Thanks to China’s resale of liquefied natural gas (LNG), Europe appears to be on track to avoid a winter energy shortage and meet its original storage target by November.
Nikkei Asia reported that China is reselling excess LNG due to weak domestic energy demand, which brings ample supply to the spot market, and even if prices are higher, Europe is still seizing the opportunity to buy spot LNG from the market.
JOVO Group, a major Chinese LNG trader, recently said that it has resold LNG to European buyers, and the profits may reach tens of millions or even hundreds of millions of dollars. Sinopec Group (Sinopec Group) also admitted in an earnings conference call in April, The company continued to import excess LNG into the international market.
According to Chinese media reports, Sinopec alone sold 3.15 million tons of LNG, while China’s total resale of LNG may exceed 4 million tons, equivalent to 7% of Europe’s natural gas imports in the first half of the year.

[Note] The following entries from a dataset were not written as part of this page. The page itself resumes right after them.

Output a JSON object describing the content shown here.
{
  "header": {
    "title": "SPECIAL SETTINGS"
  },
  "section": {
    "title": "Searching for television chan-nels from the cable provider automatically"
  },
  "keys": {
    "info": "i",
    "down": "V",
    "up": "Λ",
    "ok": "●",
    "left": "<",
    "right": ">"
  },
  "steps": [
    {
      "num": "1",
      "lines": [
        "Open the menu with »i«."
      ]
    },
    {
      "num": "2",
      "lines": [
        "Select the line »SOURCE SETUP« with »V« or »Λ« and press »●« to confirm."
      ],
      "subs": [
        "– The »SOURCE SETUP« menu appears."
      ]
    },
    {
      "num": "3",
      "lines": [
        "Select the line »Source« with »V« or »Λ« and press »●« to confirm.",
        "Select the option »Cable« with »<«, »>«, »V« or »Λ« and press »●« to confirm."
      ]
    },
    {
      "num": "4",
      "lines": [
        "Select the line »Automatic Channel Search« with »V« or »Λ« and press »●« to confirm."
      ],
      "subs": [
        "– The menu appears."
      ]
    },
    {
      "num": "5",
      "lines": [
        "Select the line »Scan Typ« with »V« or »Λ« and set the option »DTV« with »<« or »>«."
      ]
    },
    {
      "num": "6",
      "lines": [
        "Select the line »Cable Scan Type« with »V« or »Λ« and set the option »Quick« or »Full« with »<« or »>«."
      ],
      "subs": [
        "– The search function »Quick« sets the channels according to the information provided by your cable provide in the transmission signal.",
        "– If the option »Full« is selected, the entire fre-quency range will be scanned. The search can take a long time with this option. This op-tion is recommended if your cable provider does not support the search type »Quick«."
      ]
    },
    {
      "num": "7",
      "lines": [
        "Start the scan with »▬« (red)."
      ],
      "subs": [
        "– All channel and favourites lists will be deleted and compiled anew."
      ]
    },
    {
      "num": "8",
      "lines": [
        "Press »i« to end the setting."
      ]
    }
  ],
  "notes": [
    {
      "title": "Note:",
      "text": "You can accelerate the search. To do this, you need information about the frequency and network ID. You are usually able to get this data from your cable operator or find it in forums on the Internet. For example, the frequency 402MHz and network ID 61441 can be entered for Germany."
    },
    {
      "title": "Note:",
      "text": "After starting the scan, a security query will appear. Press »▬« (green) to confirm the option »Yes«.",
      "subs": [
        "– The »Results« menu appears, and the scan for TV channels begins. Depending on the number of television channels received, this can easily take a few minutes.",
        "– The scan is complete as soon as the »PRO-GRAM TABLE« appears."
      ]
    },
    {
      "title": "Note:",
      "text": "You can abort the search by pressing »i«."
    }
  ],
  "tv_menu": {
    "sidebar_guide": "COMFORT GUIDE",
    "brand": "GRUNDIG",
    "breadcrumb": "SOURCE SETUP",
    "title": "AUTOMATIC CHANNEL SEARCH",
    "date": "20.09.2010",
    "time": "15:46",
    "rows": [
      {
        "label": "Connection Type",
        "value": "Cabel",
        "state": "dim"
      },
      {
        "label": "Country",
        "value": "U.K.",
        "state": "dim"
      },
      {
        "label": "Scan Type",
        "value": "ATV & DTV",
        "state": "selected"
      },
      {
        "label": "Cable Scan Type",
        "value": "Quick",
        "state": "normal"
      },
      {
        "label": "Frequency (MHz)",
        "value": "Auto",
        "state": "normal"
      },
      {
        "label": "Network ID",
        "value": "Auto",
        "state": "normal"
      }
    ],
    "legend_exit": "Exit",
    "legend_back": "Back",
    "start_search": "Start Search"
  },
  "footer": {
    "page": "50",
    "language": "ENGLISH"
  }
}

According to data from research firm Kpler, in the first half of this year, Europe’s LNG import volume increased by 60% compared with the same period last year, with a total purchase scale of 53 million tons, enabling the region to reach 77% of its gas storage level. If the situation persists, Europe has a chance of reaching 80% of its gas storage target by November.
Even if this gives Europe some breathing room to temporarily avoid an energy crisis, the risk is that once economic activity in China rebounds, the situation will reverse sharply. In addition, China’s natural gas production may also affect Europe’s energy procurement plans. The more desperate Europe is for energy supplies, the more capable China’s policies will be to influence the EU.
While Europe is trying to wean itself off its energy dependence on Russia, it is ironically becoming increasingly reliant on China, which runs counter to the geopolitical trend of the United States and its allies defending a liberal international order.
What makes China an LNG seller?
As a major energy consumer in the world, the primary reason why China has begun to resell LNG is the economic downturn.
Data show that China’s gross domestic product (GDP) grew at an annual rate of only 2.5% in the first half of the year. Xuelian Li, an analyst at Marubeni Research Institute, pointed out that the demand for industrial fuels and chemicals due to China’s lockdown has dragged down natural gas demand in the first half of the year, and the demand outlook in the second half will not be very good.
Then there is the Beijing government’s policy directive to support coal development and strengthen power supply. According to Lu media reports, China’s Shanxi province has increased its coal production by 100 million tons this year, reaching 1.3 billion tons, and will increase by 50 million tons next year.
In addition, energy consultancy Sia Energy predicts that China’s LNG production in 2022 is estimated to increase by 7% from last year, and as domestic production expands, China’s LNG imports are expected to decrease by 20% this year.
Reduced Chinese imports will have a knock-on effect on international prices. The current Asian LNG price is $45 per million British thermal units (mBTU), which is $15 cheaper than at least $60 in Europe.